**** Extracted data ****

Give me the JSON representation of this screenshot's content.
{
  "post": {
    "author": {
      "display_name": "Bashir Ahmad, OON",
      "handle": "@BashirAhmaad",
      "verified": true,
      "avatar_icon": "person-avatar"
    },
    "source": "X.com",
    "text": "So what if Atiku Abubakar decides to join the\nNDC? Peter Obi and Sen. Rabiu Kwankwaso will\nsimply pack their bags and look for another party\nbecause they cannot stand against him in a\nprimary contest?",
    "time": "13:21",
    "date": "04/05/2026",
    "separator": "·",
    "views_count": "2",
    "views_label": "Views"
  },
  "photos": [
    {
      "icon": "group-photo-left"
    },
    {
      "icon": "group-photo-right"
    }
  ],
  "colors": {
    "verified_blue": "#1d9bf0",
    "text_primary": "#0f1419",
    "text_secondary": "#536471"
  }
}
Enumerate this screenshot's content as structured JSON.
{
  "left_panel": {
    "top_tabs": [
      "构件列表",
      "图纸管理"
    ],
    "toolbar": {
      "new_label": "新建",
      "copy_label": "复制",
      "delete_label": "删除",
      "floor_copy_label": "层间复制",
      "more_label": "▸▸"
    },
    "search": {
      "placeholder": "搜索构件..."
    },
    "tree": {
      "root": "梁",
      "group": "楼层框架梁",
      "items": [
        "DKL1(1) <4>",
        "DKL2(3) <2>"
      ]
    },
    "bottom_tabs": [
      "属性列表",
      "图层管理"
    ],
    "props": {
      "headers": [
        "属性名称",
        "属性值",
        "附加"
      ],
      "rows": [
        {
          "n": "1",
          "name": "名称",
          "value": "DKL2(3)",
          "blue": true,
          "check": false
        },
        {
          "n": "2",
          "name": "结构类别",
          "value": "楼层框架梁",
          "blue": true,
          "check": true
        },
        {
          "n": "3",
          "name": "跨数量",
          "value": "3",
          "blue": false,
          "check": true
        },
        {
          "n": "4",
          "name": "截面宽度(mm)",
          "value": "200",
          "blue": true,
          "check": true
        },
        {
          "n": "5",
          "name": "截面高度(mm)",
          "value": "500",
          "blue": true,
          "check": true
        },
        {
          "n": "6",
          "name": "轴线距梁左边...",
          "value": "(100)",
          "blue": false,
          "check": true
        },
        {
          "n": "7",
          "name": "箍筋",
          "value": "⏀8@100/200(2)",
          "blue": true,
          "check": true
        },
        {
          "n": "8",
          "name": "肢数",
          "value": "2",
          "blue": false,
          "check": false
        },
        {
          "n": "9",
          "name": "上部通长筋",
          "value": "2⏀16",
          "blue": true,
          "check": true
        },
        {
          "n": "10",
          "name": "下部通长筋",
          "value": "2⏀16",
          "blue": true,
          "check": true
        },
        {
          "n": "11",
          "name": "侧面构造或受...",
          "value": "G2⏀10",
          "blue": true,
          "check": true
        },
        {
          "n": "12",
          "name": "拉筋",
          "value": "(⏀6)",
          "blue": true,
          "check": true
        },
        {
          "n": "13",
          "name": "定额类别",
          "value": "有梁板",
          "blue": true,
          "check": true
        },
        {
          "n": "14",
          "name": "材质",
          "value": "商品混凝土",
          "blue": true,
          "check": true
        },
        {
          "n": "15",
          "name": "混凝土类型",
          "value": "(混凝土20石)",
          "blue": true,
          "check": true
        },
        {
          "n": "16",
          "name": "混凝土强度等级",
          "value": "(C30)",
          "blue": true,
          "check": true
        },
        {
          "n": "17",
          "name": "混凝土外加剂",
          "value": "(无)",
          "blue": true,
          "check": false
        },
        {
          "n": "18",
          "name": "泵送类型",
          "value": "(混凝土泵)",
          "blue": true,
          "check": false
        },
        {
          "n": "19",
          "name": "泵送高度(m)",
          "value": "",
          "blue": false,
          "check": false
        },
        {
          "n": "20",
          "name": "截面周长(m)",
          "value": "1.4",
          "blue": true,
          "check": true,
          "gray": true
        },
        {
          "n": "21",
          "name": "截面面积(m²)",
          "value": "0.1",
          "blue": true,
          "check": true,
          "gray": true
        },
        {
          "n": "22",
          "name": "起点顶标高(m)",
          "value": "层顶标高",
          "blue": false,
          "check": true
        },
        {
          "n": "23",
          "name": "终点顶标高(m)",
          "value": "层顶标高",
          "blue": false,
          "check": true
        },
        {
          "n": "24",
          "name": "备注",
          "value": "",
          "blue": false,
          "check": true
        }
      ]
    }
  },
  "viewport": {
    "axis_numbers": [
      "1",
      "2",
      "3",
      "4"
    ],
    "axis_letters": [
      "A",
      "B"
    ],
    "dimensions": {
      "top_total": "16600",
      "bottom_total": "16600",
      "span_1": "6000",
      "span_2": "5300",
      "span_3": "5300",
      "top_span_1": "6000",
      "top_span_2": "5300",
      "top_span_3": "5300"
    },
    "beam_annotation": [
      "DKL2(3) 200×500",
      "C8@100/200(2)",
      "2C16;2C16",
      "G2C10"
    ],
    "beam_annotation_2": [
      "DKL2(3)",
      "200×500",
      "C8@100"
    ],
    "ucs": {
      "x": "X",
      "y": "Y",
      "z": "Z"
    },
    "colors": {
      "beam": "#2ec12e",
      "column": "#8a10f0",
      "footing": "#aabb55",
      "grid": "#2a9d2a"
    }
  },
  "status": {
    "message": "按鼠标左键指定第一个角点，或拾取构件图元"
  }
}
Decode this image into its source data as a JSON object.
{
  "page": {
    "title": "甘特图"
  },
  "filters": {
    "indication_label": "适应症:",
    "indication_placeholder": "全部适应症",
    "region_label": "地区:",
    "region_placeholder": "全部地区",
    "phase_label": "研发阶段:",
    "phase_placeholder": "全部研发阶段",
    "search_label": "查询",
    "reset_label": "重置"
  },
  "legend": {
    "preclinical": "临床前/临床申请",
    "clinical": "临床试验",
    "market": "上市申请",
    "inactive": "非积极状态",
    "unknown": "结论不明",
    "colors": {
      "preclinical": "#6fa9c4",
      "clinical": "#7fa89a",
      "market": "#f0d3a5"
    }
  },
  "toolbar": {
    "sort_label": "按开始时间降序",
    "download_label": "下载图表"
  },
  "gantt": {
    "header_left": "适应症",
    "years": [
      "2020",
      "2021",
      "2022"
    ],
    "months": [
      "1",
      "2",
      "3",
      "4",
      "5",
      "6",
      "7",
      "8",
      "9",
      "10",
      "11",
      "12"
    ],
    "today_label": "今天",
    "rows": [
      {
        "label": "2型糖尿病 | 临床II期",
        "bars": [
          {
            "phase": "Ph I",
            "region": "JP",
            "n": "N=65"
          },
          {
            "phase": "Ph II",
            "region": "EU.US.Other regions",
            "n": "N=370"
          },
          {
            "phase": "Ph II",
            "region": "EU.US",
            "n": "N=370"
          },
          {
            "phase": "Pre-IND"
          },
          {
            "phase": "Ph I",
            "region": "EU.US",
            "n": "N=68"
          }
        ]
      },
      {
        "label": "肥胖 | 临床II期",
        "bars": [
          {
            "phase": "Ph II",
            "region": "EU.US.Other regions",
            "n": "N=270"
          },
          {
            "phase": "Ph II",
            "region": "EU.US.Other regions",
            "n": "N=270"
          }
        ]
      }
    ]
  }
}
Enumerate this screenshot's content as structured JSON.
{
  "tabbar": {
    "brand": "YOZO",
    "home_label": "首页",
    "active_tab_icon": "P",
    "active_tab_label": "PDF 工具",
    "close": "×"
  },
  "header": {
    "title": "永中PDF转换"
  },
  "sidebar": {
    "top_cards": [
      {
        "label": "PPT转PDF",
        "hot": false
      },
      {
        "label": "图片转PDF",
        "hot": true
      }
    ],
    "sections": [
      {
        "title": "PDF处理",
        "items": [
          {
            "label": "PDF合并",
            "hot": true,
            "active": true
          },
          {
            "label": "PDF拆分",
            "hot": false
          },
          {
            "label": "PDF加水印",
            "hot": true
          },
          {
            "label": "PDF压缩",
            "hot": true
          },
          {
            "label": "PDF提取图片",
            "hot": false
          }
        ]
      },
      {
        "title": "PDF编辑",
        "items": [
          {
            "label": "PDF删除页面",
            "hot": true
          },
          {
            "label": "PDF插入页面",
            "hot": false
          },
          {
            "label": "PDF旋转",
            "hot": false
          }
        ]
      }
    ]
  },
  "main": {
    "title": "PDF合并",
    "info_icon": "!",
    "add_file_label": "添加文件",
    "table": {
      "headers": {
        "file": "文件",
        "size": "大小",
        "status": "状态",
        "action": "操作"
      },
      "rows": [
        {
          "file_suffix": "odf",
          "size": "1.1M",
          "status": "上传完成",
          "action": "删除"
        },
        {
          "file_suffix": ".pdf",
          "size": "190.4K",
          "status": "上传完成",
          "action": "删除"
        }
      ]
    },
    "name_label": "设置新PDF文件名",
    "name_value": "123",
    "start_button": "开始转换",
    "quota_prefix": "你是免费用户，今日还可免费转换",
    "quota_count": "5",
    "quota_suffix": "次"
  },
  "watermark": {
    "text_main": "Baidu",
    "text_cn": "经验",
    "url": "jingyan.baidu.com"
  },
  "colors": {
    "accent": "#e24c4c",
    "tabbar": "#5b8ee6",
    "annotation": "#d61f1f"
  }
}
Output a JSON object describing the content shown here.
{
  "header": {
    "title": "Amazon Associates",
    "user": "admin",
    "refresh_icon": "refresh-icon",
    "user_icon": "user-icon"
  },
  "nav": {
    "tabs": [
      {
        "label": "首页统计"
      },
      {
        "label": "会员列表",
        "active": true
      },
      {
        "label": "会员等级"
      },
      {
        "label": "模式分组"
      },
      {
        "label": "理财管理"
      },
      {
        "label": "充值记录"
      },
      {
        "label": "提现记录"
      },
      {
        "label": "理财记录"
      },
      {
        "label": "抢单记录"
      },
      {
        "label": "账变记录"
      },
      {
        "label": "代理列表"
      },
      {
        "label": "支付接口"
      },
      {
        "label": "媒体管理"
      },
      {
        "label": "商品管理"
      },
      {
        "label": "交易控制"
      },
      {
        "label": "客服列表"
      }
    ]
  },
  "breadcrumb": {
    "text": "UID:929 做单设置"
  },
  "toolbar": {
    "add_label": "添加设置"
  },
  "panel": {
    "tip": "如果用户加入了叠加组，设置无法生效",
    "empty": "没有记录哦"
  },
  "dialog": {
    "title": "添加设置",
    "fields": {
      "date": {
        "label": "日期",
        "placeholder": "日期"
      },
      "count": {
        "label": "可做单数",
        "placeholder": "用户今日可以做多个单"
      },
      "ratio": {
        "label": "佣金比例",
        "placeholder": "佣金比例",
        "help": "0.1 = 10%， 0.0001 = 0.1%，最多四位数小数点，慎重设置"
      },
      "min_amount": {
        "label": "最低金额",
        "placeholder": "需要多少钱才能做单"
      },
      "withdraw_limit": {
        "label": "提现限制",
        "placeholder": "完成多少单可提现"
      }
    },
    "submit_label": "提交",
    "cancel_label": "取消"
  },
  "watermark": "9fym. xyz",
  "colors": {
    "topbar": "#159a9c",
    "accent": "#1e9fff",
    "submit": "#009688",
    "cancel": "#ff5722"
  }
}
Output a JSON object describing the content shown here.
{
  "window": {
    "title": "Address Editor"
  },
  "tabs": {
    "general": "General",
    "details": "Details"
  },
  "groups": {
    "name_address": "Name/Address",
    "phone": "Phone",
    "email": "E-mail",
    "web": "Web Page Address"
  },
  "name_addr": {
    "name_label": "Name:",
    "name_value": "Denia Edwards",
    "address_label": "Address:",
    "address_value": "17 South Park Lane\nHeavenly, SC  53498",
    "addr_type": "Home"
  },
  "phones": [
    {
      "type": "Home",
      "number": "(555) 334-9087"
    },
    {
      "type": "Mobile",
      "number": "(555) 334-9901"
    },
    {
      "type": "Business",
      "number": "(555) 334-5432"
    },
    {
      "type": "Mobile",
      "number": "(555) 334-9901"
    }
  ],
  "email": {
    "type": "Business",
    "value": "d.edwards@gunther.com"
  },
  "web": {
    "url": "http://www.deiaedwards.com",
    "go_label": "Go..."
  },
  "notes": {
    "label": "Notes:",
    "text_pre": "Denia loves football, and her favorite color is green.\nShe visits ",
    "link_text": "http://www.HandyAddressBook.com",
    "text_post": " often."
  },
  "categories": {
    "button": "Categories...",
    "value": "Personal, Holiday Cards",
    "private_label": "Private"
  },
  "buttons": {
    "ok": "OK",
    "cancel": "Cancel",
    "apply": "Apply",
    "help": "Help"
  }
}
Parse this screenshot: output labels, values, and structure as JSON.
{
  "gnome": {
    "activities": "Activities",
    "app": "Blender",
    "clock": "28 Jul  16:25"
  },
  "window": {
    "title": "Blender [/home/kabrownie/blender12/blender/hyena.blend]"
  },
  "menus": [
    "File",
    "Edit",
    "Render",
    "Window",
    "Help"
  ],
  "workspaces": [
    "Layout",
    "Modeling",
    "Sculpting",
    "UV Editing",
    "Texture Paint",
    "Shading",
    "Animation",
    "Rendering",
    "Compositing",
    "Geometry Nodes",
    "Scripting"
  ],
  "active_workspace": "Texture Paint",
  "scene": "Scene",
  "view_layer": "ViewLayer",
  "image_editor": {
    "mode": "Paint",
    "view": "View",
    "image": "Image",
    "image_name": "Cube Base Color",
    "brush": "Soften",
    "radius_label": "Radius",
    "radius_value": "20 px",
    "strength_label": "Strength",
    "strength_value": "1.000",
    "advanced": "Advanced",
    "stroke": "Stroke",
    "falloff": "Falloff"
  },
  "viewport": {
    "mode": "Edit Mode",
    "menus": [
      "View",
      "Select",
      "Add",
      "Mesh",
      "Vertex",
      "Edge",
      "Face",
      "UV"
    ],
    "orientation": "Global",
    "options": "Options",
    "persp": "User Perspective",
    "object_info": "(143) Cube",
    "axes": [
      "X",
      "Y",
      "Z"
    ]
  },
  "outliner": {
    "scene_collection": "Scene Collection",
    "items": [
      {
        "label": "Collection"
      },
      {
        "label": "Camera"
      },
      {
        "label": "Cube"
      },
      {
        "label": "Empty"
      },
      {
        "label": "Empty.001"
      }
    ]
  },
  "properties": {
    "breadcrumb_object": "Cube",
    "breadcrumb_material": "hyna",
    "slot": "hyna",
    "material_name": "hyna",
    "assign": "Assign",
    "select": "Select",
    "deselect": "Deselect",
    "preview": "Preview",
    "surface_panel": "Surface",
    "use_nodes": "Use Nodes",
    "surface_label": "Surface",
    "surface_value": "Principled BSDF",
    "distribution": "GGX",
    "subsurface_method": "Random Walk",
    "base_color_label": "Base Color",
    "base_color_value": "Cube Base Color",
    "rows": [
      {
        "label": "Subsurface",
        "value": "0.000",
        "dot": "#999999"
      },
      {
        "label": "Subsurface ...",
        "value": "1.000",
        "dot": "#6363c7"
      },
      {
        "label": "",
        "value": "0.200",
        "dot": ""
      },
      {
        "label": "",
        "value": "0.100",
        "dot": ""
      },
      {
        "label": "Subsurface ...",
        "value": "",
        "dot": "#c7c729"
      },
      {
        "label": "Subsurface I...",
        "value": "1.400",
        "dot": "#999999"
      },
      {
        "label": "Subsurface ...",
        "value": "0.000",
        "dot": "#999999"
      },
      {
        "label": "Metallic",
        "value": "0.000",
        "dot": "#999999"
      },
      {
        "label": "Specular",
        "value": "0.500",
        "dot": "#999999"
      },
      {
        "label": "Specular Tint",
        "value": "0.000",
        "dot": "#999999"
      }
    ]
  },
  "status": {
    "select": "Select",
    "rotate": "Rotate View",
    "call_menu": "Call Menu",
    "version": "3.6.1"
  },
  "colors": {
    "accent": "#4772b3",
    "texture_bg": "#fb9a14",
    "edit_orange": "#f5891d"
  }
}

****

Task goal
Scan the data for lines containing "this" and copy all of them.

Task solution
Give me the JSON representation of this screenshot's content.
Enumerate this screenshot's content as structured JSON.
Decode this image into its source data as a JSON object.
Enumerate this screenshot's content as structured JSON.
Parse this screenshot: output labels, values, and structure as JSON.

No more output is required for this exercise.